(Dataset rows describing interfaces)

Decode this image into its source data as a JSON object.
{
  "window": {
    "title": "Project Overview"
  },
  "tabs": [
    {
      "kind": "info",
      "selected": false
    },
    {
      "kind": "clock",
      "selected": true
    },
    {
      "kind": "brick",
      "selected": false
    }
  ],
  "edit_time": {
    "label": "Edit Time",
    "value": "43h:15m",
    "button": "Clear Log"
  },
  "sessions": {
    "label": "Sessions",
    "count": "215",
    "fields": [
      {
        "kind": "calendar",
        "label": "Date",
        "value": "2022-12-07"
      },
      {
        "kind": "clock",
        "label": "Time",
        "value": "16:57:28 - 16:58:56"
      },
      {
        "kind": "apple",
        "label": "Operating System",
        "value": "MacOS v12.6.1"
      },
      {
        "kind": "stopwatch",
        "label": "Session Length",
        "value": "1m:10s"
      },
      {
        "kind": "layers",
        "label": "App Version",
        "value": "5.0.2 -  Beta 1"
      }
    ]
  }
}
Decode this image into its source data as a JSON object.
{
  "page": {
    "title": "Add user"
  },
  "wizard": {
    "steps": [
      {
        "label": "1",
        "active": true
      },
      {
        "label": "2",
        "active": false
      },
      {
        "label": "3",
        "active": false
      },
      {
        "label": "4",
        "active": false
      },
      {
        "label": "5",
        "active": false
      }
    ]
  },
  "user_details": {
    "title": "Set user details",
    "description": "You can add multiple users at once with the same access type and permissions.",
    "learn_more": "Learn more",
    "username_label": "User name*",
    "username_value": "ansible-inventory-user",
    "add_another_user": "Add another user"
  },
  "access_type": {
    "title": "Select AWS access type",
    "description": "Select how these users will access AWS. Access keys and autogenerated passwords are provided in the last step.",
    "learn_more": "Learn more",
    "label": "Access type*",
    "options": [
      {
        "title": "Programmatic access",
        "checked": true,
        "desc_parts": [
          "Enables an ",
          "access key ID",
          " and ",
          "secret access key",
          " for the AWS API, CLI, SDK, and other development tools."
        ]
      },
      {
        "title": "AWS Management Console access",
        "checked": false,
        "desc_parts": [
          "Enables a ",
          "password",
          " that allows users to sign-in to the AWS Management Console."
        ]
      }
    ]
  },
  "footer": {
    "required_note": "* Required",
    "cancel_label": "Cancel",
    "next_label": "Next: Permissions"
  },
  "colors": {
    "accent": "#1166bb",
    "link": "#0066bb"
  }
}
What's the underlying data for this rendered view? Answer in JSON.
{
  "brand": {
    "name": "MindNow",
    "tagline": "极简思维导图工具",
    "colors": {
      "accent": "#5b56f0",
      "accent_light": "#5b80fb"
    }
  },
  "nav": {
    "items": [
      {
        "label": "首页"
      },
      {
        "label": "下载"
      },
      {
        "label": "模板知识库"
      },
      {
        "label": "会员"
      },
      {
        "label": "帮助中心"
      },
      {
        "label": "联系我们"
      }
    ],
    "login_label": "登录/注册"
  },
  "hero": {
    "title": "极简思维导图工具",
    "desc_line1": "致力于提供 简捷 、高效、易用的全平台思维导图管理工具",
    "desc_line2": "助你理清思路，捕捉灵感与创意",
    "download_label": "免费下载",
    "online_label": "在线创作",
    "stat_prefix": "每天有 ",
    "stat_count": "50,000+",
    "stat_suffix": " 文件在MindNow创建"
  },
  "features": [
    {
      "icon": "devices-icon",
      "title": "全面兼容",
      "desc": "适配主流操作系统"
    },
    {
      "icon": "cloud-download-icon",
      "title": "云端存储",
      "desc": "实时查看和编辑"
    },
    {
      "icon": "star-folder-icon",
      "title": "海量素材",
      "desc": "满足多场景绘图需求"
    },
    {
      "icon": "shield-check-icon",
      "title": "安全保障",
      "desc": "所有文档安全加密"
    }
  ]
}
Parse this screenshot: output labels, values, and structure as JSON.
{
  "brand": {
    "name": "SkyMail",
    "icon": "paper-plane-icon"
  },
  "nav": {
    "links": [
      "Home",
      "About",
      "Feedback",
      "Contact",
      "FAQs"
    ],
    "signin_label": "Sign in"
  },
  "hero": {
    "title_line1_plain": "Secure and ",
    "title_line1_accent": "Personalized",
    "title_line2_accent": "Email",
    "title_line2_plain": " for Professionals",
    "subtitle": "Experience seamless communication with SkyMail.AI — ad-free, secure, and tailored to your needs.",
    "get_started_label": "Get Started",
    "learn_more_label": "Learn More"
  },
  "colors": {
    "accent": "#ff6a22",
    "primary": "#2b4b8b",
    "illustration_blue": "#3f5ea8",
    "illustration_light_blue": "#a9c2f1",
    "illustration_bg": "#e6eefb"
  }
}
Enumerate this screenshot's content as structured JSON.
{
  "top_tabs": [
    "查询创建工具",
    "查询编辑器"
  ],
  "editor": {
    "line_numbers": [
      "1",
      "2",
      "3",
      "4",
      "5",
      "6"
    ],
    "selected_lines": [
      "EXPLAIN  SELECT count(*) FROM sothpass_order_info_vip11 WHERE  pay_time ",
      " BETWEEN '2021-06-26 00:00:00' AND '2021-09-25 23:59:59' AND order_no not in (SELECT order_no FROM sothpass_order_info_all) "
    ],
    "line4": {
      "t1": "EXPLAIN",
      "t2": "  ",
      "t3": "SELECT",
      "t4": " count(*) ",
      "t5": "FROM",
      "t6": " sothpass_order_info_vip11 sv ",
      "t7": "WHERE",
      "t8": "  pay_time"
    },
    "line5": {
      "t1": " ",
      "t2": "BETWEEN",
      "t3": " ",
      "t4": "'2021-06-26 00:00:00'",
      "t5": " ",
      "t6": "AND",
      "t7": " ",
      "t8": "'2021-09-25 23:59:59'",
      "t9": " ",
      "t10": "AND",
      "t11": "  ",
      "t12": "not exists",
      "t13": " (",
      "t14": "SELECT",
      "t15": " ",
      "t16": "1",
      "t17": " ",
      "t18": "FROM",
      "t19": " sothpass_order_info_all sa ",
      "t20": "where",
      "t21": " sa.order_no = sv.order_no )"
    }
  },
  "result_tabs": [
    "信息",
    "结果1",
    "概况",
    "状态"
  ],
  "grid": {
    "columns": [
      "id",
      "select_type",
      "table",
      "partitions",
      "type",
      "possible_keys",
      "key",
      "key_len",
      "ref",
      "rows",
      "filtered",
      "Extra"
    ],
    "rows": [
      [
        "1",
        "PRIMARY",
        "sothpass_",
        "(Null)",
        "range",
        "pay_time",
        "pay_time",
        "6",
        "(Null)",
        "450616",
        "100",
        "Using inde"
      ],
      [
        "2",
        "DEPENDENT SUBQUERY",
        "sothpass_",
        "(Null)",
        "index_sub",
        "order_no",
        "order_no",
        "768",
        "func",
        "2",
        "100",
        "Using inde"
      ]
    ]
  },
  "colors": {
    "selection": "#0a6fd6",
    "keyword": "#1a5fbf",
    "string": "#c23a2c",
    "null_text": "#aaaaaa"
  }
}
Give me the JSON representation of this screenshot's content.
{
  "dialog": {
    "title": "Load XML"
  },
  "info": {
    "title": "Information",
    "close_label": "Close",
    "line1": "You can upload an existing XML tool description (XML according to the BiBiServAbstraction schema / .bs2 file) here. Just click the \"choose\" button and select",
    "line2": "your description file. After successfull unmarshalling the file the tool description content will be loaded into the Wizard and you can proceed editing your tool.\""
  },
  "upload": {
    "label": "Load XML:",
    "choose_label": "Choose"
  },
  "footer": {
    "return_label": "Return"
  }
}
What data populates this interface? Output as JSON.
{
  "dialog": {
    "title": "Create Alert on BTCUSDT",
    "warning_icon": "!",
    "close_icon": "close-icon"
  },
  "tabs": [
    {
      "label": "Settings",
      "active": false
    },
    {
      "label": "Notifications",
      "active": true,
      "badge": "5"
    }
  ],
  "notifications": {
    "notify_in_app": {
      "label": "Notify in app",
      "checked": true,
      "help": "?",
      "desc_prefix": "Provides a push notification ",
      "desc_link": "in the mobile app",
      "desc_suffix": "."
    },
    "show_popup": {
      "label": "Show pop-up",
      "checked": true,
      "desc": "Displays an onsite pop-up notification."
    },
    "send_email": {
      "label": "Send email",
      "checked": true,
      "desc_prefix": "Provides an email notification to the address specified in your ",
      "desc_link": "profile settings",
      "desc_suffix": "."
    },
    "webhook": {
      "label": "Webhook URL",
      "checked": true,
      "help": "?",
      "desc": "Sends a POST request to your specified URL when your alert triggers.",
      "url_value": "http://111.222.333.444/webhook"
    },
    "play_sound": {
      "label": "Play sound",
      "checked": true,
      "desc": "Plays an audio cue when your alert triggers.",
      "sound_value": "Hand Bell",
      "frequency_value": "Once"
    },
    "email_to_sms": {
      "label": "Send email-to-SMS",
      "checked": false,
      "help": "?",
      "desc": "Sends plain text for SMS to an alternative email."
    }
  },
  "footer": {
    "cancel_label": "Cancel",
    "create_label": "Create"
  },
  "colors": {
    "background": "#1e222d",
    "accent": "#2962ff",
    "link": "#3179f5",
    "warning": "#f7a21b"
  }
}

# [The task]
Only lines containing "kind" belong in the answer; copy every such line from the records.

# [Task output]
      "kind": "info",
      "kind": "clock",
      "kind": "brick",
        "kind": "calendar",
        "kind": "clock",
        "kind": "apple",
        "kind": "stopwatch",
        "kind": "layers",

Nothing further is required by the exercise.